Start of Block
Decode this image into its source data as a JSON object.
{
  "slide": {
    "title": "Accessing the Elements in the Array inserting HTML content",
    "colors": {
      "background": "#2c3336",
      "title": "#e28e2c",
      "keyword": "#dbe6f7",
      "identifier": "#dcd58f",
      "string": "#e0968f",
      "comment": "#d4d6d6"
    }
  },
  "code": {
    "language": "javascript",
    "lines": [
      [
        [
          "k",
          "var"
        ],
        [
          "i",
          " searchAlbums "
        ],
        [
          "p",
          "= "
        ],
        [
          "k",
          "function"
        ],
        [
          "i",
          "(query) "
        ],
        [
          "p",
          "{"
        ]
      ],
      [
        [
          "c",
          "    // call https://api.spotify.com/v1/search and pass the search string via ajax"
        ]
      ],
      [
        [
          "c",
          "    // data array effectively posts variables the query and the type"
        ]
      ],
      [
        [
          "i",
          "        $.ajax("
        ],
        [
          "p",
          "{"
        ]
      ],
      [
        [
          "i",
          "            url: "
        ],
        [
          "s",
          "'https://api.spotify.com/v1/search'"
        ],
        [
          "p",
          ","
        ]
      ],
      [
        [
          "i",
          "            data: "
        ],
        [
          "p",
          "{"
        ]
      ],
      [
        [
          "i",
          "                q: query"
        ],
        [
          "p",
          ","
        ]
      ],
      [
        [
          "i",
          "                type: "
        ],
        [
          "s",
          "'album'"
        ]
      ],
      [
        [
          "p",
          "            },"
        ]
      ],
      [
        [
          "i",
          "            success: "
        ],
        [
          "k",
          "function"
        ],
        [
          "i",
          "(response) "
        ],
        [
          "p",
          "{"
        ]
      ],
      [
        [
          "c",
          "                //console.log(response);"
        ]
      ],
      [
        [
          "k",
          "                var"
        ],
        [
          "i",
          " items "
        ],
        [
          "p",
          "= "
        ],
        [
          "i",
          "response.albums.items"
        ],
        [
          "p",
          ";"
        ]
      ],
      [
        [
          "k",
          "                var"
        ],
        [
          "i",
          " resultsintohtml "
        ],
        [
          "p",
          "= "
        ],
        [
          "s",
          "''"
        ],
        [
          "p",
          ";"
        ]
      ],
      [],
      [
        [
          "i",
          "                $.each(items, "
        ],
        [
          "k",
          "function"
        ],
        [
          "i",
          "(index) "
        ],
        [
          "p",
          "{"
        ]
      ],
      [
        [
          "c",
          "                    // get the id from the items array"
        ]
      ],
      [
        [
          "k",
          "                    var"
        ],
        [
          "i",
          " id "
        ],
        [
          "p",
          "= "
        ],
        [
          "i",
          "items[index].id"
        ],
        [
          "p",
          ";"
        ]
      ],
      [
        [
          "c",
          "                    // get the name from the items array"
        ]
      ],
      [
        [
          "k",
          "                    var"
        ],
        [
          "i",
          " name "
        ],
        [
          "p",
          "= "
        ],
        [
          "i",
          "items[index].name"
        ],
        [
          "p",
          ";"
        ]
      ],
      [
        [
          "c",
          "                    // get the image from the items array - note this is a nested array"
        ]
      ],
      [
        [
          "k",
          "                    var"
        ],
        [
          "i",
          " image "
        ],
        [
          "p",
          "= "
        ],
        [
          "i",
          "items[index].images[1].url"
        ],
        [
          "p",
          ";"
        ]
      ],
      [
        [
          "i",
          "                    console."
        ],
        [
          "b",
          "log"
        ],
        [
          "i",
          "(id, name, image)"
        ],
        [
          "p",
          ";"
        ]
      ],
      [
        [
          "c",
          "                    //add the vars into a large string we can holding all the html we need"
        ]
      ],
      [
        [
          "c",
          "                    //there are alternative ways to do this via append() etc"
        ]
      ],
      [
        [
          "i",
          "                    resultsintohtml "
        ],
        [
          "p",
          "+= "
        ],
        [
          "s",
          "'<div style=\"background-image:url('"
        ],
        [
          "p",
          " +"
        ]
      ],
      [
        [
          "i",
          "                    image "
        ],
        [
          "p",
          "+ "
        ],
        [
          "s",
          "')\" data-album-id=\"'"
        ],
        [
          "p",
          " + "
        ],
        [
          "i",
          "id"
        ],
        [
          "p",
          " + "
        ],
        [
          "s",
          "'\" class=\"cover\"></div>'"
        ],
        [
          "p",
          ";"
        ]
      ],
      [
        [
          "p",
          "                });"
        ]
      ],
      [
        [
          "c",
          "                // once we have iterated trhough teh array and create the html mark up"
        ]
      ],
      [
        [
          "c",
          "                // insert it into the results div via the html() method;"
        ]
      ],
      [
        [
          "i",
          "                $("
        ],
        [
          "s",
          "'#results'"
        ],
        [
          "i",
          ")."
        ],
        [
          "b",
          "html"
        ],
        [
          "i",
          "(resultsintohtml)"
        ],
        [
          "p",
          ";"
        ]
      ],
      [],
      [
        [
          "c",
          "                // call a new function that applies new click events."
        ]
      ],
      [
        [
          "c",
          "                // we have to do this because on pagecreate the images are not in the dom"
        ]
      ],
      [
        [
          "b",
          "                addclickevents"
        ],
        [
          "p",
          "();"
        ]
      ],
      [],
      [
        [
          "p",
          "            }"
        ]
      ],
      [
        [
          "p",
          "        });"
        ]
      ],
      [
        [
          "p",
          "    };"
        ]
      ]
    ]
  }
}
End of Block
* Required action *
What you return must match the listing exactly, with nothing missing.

* Answer box *
Decode this image into its source data as a JSON object.
{
  "slide": {
    "title": "Accessing the Elements in the Array inserting HTML content",
    "colors": {
      "background": "#2c3336",
      "title": "#e28e2c",
      "keyword": "#dbe6f7",
      "identifier": "#dcd58f",
      "string": "#e0968f",
      "comment": "#d4d6d6"
    }
  },
  "code": {
    "language": "javascript",
    "lines": [
      [
        [
          "k",
          "var"
        ],
        [
          "i",
          " searchAlbums "
        ],
        [
          "p",
          "= "
        ],
        [
          "k",
          "function"
        ],
        [
          "i",
          "(query) "
        ],
        [
          "p",
          "{"
        ]
      ],
      [
        [
          "c",
          "    // call https://api.spotify.com/v1/search and pass the search string via ajax"
        ]
      ],
      [
        [
          "c",
          "    // data array effectively posts variables the query and the type"
        ]
      ],
      [
        [
          "i",
          "        $.ajax("
        ],
        [
          "p",
          "{"
        ]
      ],
      [
        [
          "i",
          "            url: "
        ],
        [
          "s",
          "'https://api.spotify.com/v1/search'"
        ],
        [
          "p",
          ","
        ]
      ],
      [
        [
          "i",
          "            data: "
        ],
        [
          "p",
          "{"
        ]
      ],
      [
        [
          "i",
          "                q: query"
        ],
        [
          "p",
          ","
        ]
      ],
      [
        [
          "i",
          "                type: "
        ],
        [
          "s",
          "'album'"
        ]
      ],
      [
        [
          "p",
          "            },"
        ]
      ],
      [
        [
          "i",
          "            success: "
        ],
        [
          "k",
          "function"
        ],
        [
          "i",
          "(response) "
        ],
        [
          "p",
          "{"
        ]
      ],
      [
        [
          "c",
          "                //console.log(response);"
        ]
      ],
      [
        [
          "k",
          "                var"
        ],
        [
          "i",
          " items "
        ],
        [
          "p",
          "= "
        ],
        [
          "i",
          "response.albums.items"
        ],
        [
          "p",
          ";"
        ]
      ],
      [
        [
          "k",
          "                var"
        ],
        [
          "i",
          " resultsintohtml "
        ],
        [
          "p",
          "= "
        ],
        [
          "s",
          "''"
        ],
        [
          "p",
          ";"
        ]
      ],
      [],
      [
        [
          "i",
          "                $.each(items, "
        ],
        [
          "k",
          "function"
        ],
        [
          "i",
          "(index) "
        ],
        [
          "p",
          "{"
        ]
      ],
      [
        [
          "c",
          "                    // get the id from the items array"
        ]
      ],
      [
        [
          "k",
          "                    var"
        ],
        [
          "i",
          " id "
        ],
        [
          "p",
          "= "
        ],
        [
          "i",
          "items[index].id"
        ],
        [
          "p",
          ";"
        ]
      ],
      [
        [
          "c",
          "                    // get the name from the items array"
        ]
      ],
      [
        [
          "k",
          "                    var"
        ],
        [
          "i",
          " name "
        ],
        [
          "p",
          "= "
        ],
        [
          "i",
          "items[index].name"
        ],
        [
          "p",
          ";"
        ]
      ],
      [
        [
          "c",
          "                    // get the image from the items array - note this is a nested array"
        ]
      ],
      [
        [
          "k",
          "                    var"
        ],
        [
          "i",
          " image "
        ],
        [
          "p",
          "= "
        ],
        [
          "i",
          "items[index].images[1].url"
        ],
        [
          "p",
          ";"
        ]
      ],
      [
        [
          "i",
          "                    console."
        ],
        [
          "b",
          "log"
        ],
        [
          "i",
          "(id, name, image)"
        ],
        [
          "p",
          ";"
        ]
      ],
      [
        [
          "c",
          "                    //add the vars into a large string we can holding all the html we need"
        ]
      ],
      [
        [
          "c",
          "                    //there are alternative ways to do this via append() etc"
        ]
      ],
      [
        [
          "i",
          "                    resultsintohtml "
        ],
        [
          "p",
          "+= "
        ],
        [
          "s",
          "'<div style=\"background-image:url('"
        ],
        [
          "p",
          " +"
        ]
      ],
      [
        [
          "i",
          "                    image "
        ],
        [
          "p",
          "+ "
        ],
        [
          "s",
          "')\" data-album-id=\"'"
        ],
        [
          "p",
          " + "
        ],
        [
          "i",
          "id"
        ],
        [
          "p",
          " + "
        ],
        [
          "s",
          "'\" class=\"cover\"></div>'"
        ],
        [
          "p",
          ";"
        ]
      ],
      [
        [
          "p",
          "                });"
        ]
      ],
      [
        [
          "c",
          "                // once we have iterated trhough teh array and create the html mark up"
        ]
      ],
      [
        [
          "c",
          "                // insert it into the results div via the html() method;"
        ]
      ],
      [
        [
          "i",
          "                $("
        ],
        [
          "s",
          "'#results'"
        ],
        [
          "i",
          ")."
        ],
        [
          "b",
          "html"
        ],
        [
          "i",
          "(resultsintohtml)"
        ],
        [
          "p",
          ";"
        ]
      ],
      [],
      [
        [
          "c",
          "                // call a new function that applies new click events."
        ]
      ],
      [
        [
          "c",
          "                // we have to do this because on pagecreate the images are not in the dom"
        ]
      ],
      [
        [
          "b",
          "                addclickevents"
        ],
        [
          "p",
          "();"
        ]
      ],
      [],
      [
        [
          "p",
          "            }"
        ]
      ],
      [
        [
          "p",
          "        });"
        ]
      ],
      [
        [
          "p",
          "    };"
        ]
      ]
    ]
  }
}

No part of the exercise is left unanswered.